• [Try it] The listing below must be reproduced in full, exactly as written.
........
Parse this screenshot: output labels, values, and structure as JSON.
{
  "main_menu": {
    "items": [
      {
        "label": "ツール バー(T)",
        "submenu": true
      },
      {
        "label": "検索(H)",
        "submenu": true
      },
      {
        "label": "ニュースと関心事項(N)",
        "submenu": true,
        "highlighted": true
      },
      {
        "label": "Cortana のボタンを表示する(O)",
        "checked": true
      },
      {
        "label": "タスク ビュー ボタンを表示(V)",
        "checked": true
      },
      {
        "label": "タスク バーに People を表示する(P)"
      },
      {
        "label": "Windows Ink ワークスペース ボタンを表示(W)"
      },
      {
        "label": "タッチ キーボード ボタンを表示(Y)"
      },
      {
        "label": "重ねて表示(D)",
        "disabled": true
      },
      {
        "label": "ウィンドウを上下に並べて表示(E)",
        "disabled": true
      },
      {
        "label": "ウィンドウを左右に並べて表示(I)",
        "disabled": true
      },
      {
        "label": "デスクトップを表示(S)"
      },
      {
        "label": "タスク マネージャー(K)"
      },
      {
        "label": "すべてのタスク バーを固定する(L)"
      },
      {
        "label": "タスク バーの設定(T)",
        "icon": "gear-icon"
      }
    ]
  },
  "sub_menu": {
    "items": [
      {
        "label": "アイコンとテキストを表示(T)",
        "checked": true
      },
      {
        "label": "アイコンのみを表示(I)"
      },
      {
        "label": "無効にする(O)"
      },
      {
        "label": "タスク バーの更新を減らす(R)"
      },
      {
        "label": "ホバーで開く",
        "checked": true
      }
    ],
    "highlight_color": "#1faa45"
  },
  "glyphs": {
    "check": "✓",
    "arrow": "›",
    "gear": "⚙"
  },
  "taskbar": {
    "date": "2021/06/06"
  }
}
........
• [Answer for this exercise]
Parse this screenshot: output labels, values, and structure as JSON.
{
  "main_menu": {
    "items": [
      {
        "label": "ツール バー(T)",
        "submenu": true
      },
      {
        "label": "検索(H)",
        "submenu": true
      },
      {
        "label": "ニュースと関心事項(N)",
        "submenu": true,
        "highlighted": true
      },
      {
        "label": "Cortana のボタンを表示する(O)",
        "checked": true
      },
      {
        "label": "タスク ビュー ボタンを表示(V)",
        "checked": true
      },
      {
        "label": "タスク バーに People を表示する(P)"
      },
      {
        "label": "Windows Ink ワークスペース ボタンを表示(W)"
      },
      {
        "label": "タッチ キーボード ボタンを表示(Y)"
      },
      {
        "label": "重ねて表示(D)",
        "disabled": true
      },
      {
        "label": "ウィンドウを上下に並べて表示(E)",
        "disabled": true
      },
      {
        "label": "ウィンドウを左右に並べて表示(I)",
        "disabled": true
      },
      {
        "label": "デスクトップを表示(S)"
      },
      {
        "label": "タスク マネージャー(K)"
      },
      {
        "label": "すべてのタスク バーを固定する(L)"
      },
      {
        "label": "タスク バーの設定(T)",
        "icon": "gear-icon"
      }
    ]
  },
  "sub_menu": {
    "items": [
      {
        "label": "アイコンとテキストを表示(T)",
        "checked": true
      },
      {
        "label": "アイコンのみを表示(I)"
      },
      {
        "label": "無効にする(O)"
      },
      {
        "label": "タスク バーの更新を減らす(R)"
      },
      {
        "label": "ホバーで開く",
        "checked": true
      }
    ],
    "highlight_color": "#1faa45"
  },
  "glyphs": {
    "check": "✓",
    "arrow": "›",
    "gear": "⚙"
  },
  "taskbar": {
    "date": "2021/06/06"
  }
}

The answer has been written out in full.